  15. ^ Rellahan, Michael P. (September 18, 2010). "Serial arsonist pleads guilty". Daily Local News (Chester Co., PA). Archived from the original on September 28, 2012. Retrieved September 4, 2011.
  16. ^ a b "World Trade Center Steel Beams Returning Home". CBS News. April 14, 2010. Retrieved September 5, 2011.
  17. ^ "Memorializing 9/11 with World Trade Center Steel". World Architects. Retrieved April 7, 2022.
  18. ^ "National Register of Historic Places - Digital Archive on NPGallery". National Park Service-U.S. Department of the Interior. Retrieved April 7, 2022.
  19. ^ "". Weatherbase. 2013. Retrieved on October 24, 2013.
  20. ^ "Census of Population and Housing". Retrieved June 4, 2015.
  21. ^ "Census 2020".
  22. ^ "Pennsylvania: 1990, Part 1" (PDF).
  23. ^ "Pennsylvania: 2000" (PDF).
  24. ^ "P2 HISPANIC OR LATINO, AND NOT HISPANIC OR LATINO BY RACE – 2010: DEC Redistricting Data (PL 94-171) – Coatesville city, Pennsylvania". United States Census Bureau.
  25. ^ "P2 HISPANIC OR LATINO, AND NOT HISPANIC OR LATINO BY RACE - 2020: DEC Redistricting Data (PL 94-171) - Coatesville city, Pennsylvania". United States Census Bureau.
  26. ^ U.S. Census Bureau . Retrieved 2011-9-6.
  27. ^ "U.S. Census Bureau QuickFacts: Coatesville city, Pennsylvania". Retrieved March 12, 2019.
  28. ^ "Coatesville City map" (PDF). PennDOT. Retrieved March 12, 2023.
  29. ^ Chester County, Pennsylvania (Map) (17th ed.). 1"=2000'. ADC Map. 2006. ISBN 0-87530-778-7.
  30. ^ a b Chester County Ride Guide (Map). Chester County Planning Commission.

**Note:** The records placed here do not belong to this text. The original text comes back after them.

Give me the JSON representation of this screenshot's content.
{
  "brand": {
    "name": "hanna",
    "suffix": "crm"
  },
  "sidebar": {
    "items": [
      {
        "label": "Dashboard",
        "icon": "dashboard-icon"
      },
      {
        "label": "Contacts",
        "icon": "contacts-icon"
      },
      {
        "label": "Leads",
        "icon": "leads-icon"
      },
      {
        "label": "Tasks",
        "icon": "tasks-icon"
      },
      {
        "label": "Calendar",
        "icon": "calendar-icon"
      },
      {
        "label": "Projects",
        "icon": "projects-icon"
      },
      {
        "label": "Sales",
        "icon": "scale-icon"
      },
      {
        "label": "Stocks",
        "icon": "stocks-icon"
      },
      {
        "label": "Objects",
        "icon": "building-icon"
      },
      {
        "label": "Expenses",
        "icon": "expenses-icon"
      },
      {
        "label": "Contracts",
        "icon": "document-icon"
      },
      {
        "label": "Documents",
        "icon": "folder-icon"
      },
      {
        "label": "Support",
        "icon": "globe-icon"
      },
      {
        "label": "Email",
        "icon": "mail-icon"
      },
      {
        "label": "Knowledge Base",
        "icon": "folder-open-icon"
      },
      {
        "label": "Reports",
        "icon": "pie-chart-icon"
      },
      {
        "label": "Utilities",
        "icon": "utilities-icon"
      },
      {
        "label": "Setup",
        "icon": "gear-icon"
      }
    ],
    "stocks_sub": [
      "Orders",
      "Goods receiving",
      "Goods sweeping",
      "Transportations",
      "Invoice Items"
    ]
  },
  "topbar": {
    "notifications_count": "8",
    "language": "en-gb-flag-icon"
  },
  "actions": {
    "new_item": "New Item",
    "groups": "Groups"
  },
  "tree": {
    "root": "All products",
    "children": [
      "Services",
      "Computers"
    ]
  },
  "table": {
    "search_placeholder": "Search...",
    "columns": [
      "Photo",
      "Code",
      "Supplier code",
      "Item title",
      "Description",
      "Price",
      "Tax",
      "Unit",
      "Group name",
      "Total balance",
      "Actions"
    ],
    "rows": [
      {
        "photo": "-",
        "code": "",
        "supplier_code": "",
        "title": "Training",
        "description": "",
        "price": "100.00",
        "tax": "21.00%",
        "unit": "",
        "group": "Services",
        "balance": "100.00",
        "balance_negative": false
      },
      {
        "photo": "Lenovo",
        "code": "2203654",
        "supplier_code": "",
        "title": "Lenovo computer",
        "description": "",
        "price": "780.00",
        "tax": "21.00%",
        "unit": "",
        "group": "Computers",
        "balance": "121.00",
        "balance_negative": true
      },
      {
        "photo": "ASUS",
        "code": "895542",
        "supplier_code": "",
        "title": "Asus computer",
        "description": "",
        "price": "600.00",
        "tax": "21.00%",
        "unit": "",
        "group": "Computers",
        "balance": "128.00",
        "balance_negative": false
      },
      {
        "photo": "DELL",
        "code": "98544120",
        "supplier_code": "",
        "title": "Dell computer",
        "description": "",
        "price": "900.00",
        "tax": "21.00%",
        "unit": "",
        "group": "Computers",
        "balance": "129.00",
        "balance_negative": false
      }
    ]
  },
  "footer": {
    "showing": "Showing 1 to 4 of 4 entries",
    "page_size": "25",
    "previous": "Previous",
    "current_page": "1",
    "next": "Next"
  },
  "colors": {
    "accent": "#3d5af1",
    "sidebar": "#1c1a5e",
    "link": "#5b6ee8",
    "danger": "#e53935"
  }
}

Retrieved October 15, 2021.
  31. ^ Rodgers, Lucas (March 7, 2019). "SEPTA Regional Rail set to return to Coatesville". Daily Local News. West Chester, PA. Retrieved March 7, 2019.
  32. ^ MediaNews Group (July 14, 2021). "Coatesville train station bids authorized; construction to start this year". Daily Local News. Retrieved July 15, 2021.
  33. ^ "Insurance maps of Coatesville, Pennsylvania, April 1921". Retrieved May 29, 2022.
  34. ^ "The Outfitter to Launch February 8th". TMACC. February 4, 2021. Retrieved February 22, 2022.
  35. ^ "The Outfitter schedule" (PDF). TMACC. Retrieved February 22, 2022.
  36. ^ Heathcote, C. W., ed. (1932). A History of Chester County Pennsylvania. National Historical Association, Inc. p. 84. Retrieved December 20, 2023 – via access icon
  37. ^ "Mary Alice Dorrance Malone". Retrieved June 24, 2017.
  38. ^ Dennis Downey, with Raymond Hyser, Coatesville and the Lynching of Zachariah Walker (revised 20th anniversary edition, 2011)

Further reading[edit]

  • Rodriguez, Ismael Jr. (August 2020). "Local Citizen Helps VFW Post Commemorate Its Namesake". VFW Magazine. Vol. 107, no. 10. Kansas City, Mo.: Veterans of Foreign Wars of the United States. pp. 38–40. ISSN 0161-8598. A history enthusiast delved deep into the past to uncover the friendship that forged and chartered a Pennsylvania VFW Post more than a century ago.

External links[edit]